What does it mean? For the most part, the group will manage the strategic vision for the brand across all the ancillary business units, including merchandise, online (web sites like Pottermore), theme parks, etc. And who’s to say they won’t also be asking for some more material to work with from J.K.? A new film is already on the way (Fantastic Beasts And Where To Find Them) along with two more theme park lands (Universal Studios Hollywood and Japan), and a stage play opening in London next year. And the fans want more Harry (perhaps to Daniel Radcliffe’s chagrin), so I think we’ll someday see at least more words written about the Boy Who Lived.
Remember when the estate for author J.R.R. Tolkien filed suit against Warner Bros over a Lord Of The Rings-themed online gambling game? Well, it seems that Warner Bros has won the first round.
Warner Bros (and Saul Zentz, the longtime rights holder) filed a countersuit in March against the estate, claiming that the initial lawsuit “hurt financially and had its rights to the author’s properties undermined,” and that it had to cancel the licensing agreement with Microgaming because of the suit, and that the estate has been receiving royalties from the agreement that was re-worked in 2010 already.

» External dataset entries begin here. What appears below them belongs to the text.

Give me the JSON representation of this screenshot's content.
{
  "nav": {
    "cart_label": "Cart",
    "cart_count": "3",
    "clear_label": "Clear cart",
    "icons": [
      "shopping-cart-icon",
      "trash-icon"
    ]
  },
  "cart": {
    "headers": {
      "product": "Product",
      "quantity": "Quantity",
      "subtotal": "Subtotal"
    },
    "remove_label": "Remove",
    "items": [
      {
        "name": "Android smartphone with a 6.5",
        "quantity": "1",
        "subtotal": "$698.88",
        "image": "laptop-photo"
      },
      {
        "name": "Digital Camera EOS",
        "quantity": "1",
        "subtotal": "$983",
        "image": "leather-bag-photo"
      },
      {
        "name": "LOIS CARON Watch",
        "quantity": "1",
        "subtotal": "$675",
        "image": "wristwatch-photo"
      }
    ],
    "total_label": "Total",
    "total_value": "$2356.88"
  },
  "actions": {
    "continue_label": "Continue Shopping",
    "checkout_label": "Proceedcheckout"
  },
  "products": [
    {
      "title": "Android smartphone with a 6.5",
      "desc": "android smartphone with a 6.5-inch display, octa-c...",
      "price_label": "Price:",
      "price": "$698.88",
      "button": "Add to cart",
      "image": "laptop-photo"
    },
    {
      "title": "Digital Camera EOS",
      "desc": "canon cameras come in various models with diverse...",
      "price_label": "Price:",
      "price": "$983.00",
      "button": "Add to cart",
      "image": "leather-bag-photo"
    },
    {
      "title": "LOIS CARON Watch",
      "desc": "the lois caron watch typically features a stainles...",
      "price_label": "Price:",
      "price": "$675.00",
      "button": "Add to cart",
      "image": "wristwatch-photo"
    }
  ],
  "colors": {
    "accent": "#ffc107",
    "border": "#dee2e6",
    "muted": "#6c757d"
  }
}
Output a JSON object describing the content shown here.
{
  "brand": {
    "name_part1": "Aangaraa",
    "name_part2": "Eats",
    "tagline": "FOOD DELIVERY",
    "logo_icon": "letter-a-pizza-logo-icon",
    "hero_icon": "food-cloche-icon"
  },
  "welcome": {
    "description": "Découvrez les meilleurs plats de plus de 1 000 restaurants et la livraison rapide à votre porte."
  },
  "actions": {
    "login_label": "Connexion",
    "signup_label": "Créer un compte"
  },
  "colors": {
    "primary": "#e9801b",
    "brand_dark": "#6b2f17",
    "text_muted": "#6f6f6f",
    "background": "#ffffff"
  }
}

Today, a federal judge dismissed the motion by the plaintiffs to have the counterclaims dismissed, allowing the countersuit to move forward.
The defendant appears to be Courtney Solomon’s Sweetpea Entertainment, who produced the 2000 Dungeons & Dragons, as well as the 2005 sequel Dungeons & Dragons: Wrath of the Dragon God. The quoted article has a number of problems that make it hard to make sense of what they are saying, but the 2005 sequel would appear to have qualified, but the 2012 Dungeons & Dragons: The Book of Vile Darkness might, as Hasbro claims, not qualify, since it was more than 5 years after the previous effort and retained no characters or situations from either. But I also don’t see Courtney Solomon or Sweetpea in the credits list on IMDb.
Can Warner Bros cast remove curse and break the spell that seems to dictate that a Dungeons & Dragons movie can’t be good? It appears they are ready to bet they can, as they acquired the movie rights to the venerable game franchise. And it appears they are moving forward quickly, looking to adapt a script already written by David Leslie Johnson (Wrath Of The Titans). Interestingly, that script was based not on D&D but it’s precursor, Chainmail, a miniatures game which Gary Gygax helped create first before teaming with Dave Arneson on D&D.
Roy Lee (The Woman In Black) will produce with Courtney Solomon, who produced the first two attempts at D&D movies, 2000’s Dungeons & Dragons and the 2005 direct-to-video sequel, Dungeons & Dragons: Wrath of the Dragon God. The former was critically panned, while the latter took itself a bit more seriously, producing a moderate effort but nothing to appeal to non-D&D fans.
A third production, Dungeons & Dragons: The Book of Vile Darkness, was released last year, appears unrelated to the first two, and I don’t know much about it.
Update 5/10: It appears there is already a snag…it seems Hasbro claims they own the rights, and are working with Universal. They do essentially own the game, as they own Wizards of the Coast, which bought TSR in 1997.
My prediction? Whether movie gets made by WB, Universal, or not at all…the lawyers will get richer.
Warner Bros wants to take on a new version of Homer’s epic Greek poem, The Odyssey – but set it in space. The studio has hired newcomer James DiLapo to write the script, based on his pitch of an idea Terry Dougas of 1821 Pictures (Machete Kills).
DiLapo wrote Devils At Play, a script which won the Nicholl Fellowship and was on the 2012 Black List of the most liked unproduced scripts according to studio executives.